ASSIGNMENT:
Copy every line of the records below where the word "虫吃掉仙" occurs.

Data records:
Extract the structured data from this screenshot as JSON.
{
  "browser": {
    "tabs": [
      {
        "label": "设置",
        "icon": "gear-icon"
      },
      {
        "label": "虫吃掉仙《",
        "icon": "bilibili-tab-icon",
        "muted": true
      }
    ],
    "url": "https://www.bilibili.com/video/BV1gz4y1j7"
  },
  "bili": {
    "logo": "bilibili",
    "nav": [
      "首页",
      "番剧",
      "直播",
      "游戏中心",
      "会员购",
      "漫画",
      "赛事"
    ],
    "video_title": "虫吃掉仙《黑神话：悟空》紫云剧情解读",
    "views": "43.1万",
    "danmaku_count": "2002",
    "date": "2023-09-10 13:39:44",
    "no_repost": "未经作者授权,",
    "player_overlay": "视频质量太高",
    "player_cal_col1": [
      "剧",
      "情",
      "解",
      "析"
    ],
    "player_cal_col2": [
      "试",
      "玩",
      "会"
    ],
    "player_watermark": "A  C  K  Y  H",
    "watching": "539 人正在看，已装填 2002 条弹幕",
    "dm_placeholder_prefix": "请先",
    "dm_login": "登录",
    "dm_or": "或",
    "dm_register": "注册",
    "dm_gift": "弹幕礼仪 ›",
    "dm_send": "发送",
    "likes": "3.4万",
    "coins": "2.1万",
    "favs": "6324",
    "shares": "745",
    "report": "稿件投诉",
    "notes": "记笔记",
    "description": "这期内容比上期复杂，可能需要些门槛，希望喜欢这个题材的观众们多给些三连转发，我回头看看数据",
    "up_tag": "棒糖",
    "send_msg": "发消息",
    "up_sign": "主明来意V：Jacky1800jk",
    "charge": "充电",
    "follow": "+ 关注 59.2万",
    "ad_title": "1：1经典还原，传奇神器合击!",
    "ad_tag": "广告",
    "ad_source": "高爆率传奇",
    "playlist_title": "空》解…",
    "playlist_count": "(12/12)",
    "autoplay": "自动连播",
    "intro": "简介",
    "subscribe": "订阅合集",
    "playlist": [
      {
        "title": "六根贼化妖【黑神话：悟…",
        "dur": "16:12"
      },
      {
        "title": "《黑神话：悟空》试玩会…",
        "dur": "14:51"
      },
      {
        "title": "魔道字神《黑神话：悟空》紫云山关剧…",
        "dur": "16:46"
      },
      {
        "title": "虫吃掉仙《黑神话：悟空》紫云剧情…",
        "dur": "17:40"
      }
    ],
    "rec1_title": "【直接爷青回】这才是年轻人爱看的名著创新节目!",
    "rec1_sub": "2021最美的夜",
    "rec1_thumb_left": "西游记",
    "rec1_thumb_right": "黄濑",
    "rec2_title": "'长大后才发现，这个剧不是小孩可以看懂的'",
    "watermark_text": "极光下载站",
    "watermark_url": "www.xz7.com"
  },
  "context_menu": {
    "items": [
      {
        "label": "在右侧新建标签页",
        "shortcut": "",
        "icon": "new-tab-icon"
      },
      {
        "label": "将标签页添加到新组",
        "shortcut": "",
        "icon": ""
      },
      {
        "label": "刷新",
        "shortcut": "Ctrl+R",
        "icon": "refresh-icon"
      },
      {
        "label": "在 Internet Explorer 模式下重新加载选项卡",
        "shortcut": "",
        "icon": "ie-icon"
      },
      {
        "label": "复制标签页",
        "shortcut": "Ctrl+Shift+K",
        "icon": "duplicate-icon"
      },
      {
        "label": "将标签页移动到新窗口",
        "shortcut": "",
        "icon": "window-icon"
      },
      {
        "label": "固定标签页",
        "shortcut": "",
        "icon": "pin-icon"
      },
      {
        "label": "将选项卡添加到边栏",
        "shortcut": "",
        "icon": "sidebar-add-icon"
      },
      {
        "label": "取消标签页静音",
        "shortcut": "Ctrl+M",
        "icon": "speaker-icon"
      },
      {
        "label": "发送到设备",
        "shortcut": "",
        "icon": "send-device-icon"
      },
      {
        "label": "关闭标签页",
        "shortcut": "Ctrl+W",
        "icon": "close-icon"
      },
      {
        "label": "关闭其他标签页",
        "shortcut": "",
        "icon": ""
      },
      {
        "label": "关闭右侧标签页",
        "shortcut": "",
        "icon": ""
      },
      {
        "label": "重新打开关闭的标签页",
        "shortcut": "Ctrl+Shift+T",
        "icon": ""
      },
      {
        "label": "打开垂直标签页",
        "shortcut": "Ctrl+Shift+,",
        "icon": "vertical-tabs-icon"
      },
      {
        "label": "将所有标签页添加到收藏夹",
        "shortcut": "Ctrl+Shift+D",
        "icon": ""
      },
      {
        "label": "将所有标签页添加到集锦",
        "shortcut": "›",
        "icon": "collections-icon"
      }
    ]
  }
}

SOLUTION BELOW:
        "label": "虫吃掉仙《",
    "video_title": "虫吃掉仙《黑神话：悟空》紫云剧情解读",
        "title": "虫吃掉仙《黑神话：悟空》紫云剧情…",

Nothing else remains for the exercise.